● **TASK ITEM**: Below are some records; work out how many of their lines contain "在网上乱逛就是自杀" and give the number only.

*** Begin section ***

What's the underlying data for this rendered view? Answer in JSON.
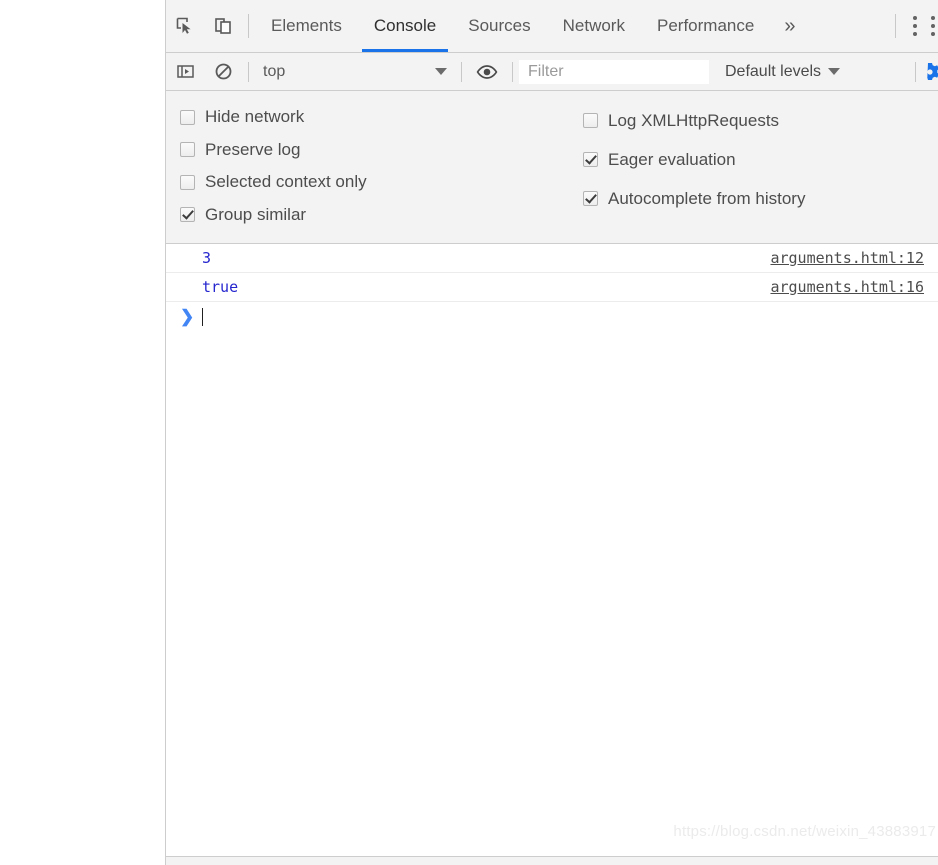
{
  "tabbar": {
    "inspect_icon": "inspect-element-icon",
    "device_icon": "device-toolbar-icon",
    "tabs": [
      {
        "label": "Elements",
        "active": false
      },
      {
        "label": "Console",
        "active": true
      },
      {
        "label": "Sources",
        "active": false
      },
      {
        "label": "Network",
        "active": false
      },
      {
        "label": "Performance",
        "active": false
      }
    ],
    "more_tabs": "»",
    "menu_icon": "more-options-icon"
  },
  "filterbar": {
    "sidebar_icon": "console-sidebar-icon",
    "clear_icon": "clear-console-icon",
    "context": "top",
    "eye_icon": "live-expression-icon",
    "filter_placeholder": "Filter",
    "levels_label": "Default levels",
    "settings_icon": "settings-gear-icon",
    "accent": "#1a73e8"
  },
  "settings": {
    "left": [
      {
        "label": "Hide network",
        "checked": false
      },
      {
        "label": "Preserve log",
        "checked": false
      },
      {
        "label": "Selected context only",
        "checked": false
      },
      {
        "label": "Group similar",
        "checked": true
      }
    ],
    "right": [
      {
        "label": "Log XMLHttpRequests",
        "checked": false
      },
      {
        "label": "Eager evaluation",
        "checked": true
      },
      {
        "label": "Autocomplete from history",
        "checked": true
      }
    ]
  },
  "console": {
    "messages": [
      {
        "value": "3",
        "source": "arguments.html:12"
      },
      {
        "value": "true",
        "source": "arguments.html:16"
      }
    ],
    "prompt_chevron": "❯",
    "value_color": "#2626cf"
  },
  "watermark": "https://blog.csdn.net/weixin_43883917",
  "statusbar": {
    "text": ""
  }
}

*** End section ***
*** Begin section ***

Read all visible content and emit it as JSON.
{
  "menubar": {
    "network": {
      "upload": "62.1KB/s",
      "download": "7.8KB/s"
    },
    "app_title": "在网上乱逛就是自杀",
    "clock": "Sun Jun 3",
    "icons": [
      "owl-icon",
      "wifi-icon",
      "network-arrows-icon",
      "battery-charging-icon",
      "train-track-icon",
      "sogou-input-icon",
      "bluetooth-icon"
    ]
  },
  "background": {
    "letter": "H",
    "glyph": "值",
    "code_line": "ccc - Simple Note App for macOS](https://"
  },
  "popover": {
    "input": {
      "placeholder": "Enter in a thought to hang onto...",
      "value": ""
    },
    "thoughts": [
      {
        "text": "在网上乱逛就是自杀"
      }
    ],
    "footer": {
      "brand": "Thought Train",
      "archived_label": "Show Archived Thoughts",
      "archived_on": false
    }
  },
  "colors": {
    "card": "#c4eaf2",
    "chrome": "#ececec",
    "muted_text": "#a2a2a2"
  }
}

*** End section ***

● **EXPECTED ANSWER**: 2